# [Problem details]
Start to finish, print the entries exactly, and carry none of the pictures over.
══════════
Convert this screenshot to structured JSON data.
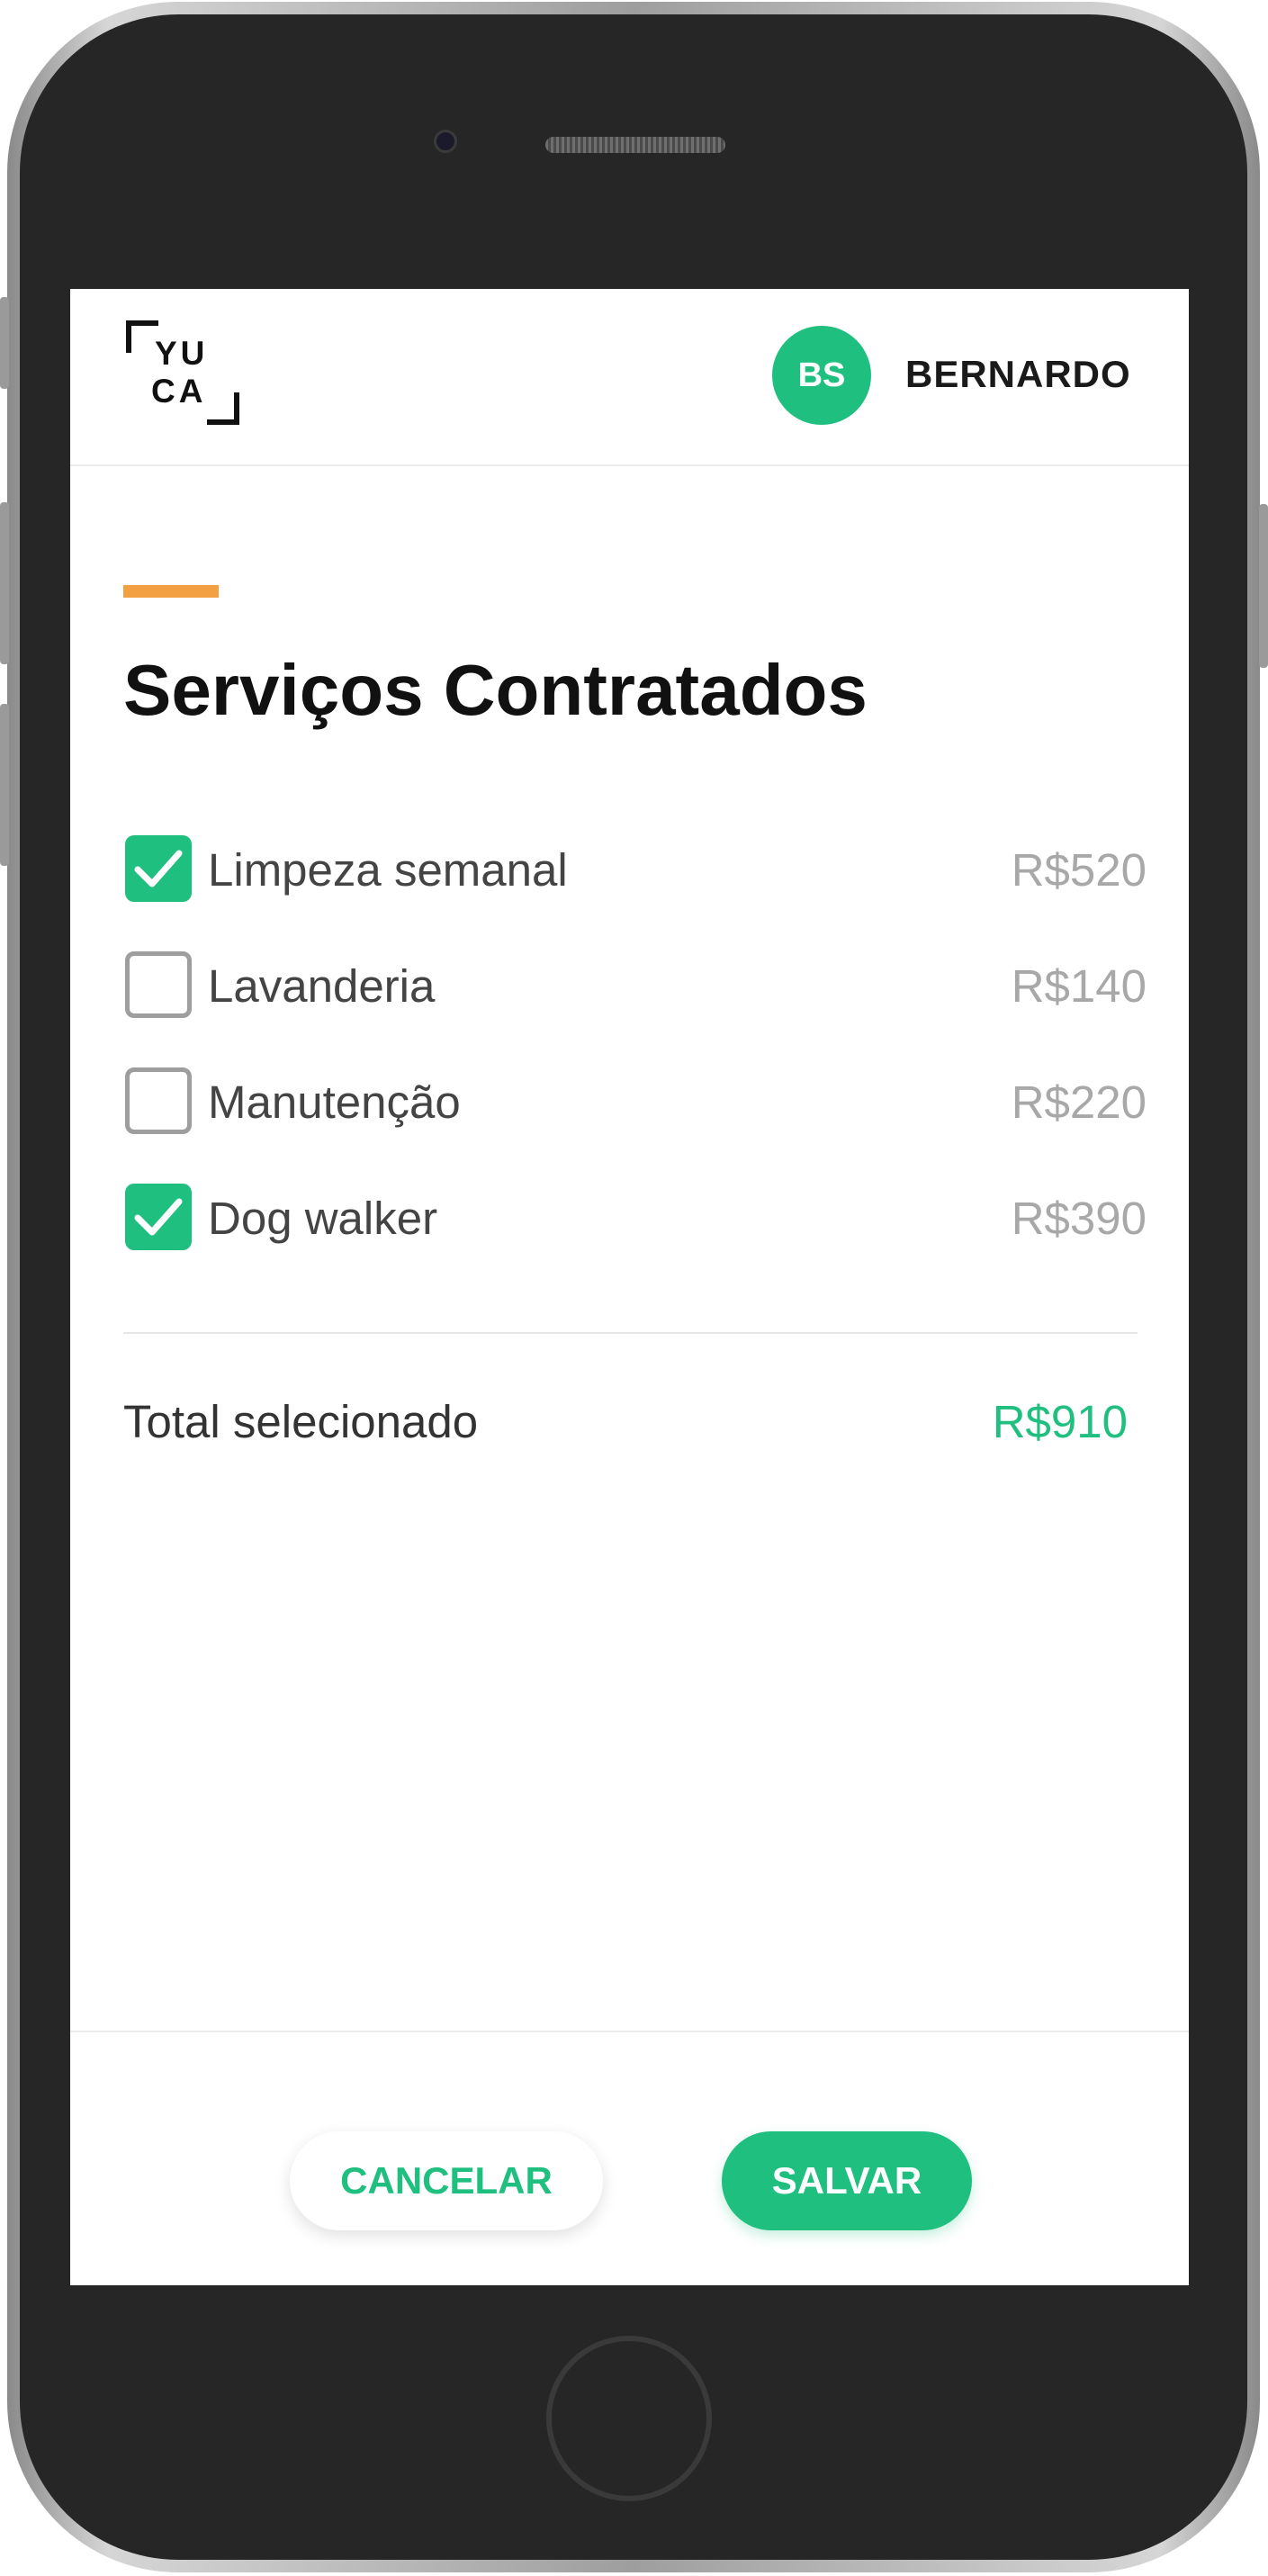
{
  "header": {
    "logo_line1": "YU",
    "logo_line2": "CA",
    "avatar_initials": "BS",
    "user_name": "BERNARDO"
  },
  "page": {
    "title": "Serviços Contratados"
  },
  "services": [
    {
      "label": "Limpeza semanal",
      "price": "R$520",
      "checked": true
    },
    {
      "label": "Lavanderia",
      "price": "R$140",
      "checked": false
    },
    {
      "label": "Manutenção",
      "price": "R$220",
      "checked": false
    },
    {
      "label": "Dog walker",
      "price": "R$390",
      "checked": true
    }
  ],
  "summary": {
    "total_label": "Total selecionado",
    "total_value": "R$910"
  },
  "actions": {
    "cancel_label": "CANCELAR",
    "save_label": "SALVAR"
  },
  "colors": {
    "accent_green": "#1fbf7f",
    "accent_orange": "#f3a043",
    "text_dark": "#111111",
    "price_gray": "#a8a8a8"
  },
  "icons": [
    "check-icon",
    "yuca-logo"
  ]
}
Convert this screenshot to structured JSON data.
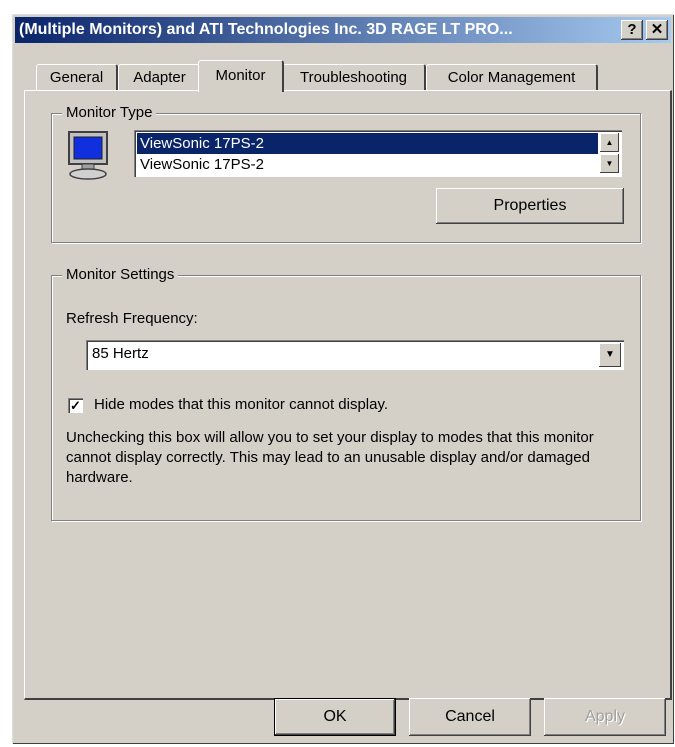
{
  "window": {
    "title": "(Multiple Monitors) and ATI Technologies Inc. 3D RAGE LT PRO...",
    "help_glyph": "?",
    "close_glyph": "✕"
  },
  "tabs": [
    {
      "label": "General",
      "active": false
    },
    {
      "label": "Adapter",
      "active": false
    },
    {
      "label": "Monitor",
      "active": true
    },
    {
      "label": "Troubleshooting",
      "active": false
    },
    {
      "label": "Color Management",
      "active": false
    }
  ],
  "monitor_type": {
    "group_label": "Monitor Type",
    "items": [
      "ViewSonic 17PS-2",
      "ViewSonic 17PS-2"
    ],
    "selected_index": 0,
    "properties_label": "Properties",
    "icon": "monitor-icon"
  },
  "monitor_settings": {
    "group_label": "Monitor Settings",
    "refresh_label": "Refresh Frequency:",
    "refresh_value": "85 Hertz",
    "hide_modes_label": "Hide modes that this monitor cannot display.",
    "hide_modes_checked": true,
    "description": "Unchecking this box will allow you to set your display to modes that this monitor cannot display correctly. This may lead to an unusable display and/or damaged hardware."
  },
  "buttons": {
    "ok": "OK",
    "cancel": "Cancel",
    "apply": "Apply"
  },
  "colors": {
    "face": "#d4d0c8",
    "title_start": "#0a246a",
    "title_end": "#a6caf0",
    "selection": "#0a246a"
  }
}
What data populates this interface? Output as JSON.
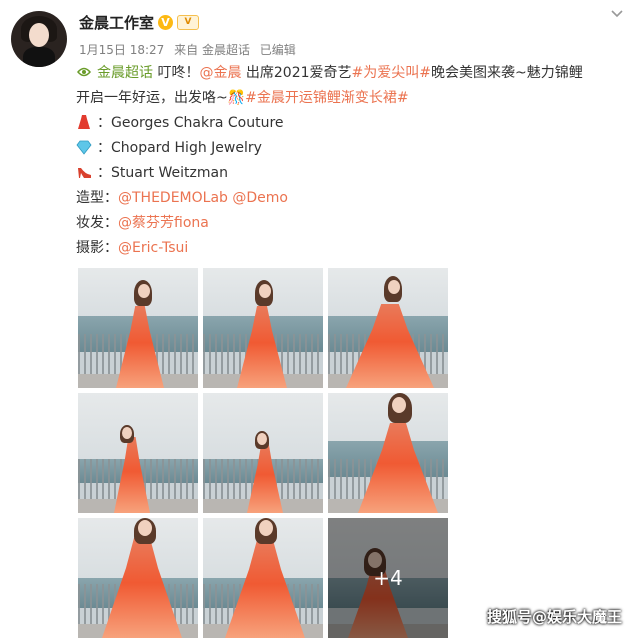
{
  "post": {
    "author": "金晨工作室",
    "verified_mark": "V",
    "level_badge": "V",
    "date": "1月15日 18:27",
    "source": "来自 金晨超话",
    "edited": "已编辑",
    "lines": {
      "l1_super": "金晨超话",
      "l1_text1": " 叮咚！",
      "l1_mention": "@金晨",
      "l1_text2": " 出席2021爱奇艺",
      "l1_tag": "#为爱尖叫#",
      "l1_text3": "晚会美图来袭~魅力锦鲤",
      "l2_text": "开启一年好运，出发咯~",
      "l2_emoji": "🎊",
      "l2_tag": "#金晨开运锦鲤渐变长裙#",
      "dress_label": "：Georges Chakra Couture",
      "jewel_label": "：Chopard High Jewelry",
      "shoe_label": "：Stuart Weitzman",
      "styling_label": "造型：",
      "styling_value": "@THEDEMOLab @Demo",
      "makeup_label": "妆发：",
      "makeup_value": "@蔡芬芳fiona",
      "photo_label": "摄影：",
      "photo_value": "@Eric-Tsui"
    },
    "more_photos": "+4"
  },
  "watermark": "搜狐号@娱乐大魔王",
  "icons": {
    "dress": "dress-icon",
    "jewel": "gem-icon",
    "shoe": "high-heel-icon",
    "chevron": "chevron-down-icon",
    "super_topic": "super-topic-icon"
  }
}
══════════
# [Response]
Convert this screenshot to structured JSON data.
{
  "header": {
    "logo_line1": "YU",
    "logo_line2": "CA",
    "avatar_initials": "BS",
    "user_name": "BERNARDO"
  },
  "page": {
    "title": "Serviços Contratados"
  },
  "services": [
    {
      "label": "Limpeza semanal",
      "price": "R$520",
      "checked": true
    },
    {
      "label": "Lavanderia",
      "price": "R$140",
      "checked": false
    },
    {
      "label": "Manutenção",
      "price": "R$220",
      "checked": false
    },
    {
      "label": "Dog walker",
      "price": "R$390",
      "checked": true
    }
  ],
  "summary": {
    "total_label": "Total selecionado",
    "total_value": "R$910"
  },
  "actions": {
    "cancel_label": "CANCELAR",
    "save_label": "SALVAR"
  },
  "colors": {
    "accent_green": "#1fbf7f",
    "accent_orange": "#f3a043",
    "text_dark": "#111111",
    "price_gray": "#a8a8a8"
  },
  "icons": [
    "check-icon",
    "yuca-logo"
  ]
}
Convert this screenshot to structured JSON data.
{
  "window": {
    "title": "(Multiple Monitors) and ATI Technologies Inc. 3D RAGE LT PRO...",
    "help_glyph": "?",
    "close_glyph": "✕"
  },
  "tabs": [
    {
      "label": "General",
      "active": false
    },
    {
      "label": "Adapter",
      "active": false
    },
    {
      "label": "Monitor",
      "active": true
    },
    {
      "label": "Troubleshooting",
      "active": false
    },
    {
      "label": "Color Management",
      "active": false
    }
  ],
  "monitor_type": {
    "group_label": "Monitor Type",
    "items": [
      "ViewSonic 17PS-2",
      "ViewSonic 17PS-2"
    ],
    "selected_index": 0,
    "properties_label": "Properties",
    "icon": "monitor-icon"
  },
  "monitor_settings": {
    "group_label": "Monitor Settings",
    "refresh_label": "Refresh Frequency:",
    "refresh_value": "85 Hertz",
    "hide_modes_label": "Hide modes that this monitor cannot display.",
    "hide_modes_checked": true,
    "description": "Unchecking this box will allow you to set your display to modes that this monitor cannot display correctly. This may lead to an unusable display and/or damaged hardware."
  },
  "buttons": {
    "ok": "OK",
    "cancel": "Cancel",
    "apply": "Apply"
  },
  "colors": {
    "face": "#d4d0c8",
    "title_start": "#0a246a",
    "title_end": "#a6caf0",
    "selection": "#0a246a"
  }
}
What data populates this interface? Output as JSON.
{
  "post": {
    "author": "金晨工作室",
    "verified_mark": "V",
    "level_badge": "V",
    "date": "1月15日 18:27",
    "source": "来自 金晨超话",
    "edited": "已编辑",
    "lines": {
      "l1_super": "金晨超话",
      "l1_text1": " 叮咚！",
      "l1_mention": "@金晨",
      "l1_text2": " 出席2021爱奇艺",
      "l1_tag": "#为爱尖叫#",
      "l1_text3": "晚会美图来袭~魅力锦鲤",
      "l2_text": "开启一年好运，出发咯~",
      "l2_emoji": "🎊",
      "l2_tag": "#金晨开运锦鲤渐变长裙#",
      "dress_label": "：Georges Chakra Couture",
      "jewel_label": "：Chopard High Jewelry",
      "shoe_label": "：Stuart Weitzman",
      "styling_label": "造型：",
      "styling_value": "@THEDEMOLab @Demo",
      "makeup_label": "妆发：",
      "makeup_value": "@蔡芬芳fiona",
      "photo_label": "摄影：",
      "photo_value": "@Eric-Tsui"
    },
    "more_photos": "+4"
  },
  "watermark": "搜狐号@娱乐大魔王",
  "icons": {
    "dress": "dress-icon",
    "jewel": "gem-icon",
    "shoe": "high-heel-icon",
    "chevron": "chevron-down-icon",
    "super_topic": "super-topic-icon"
  }
}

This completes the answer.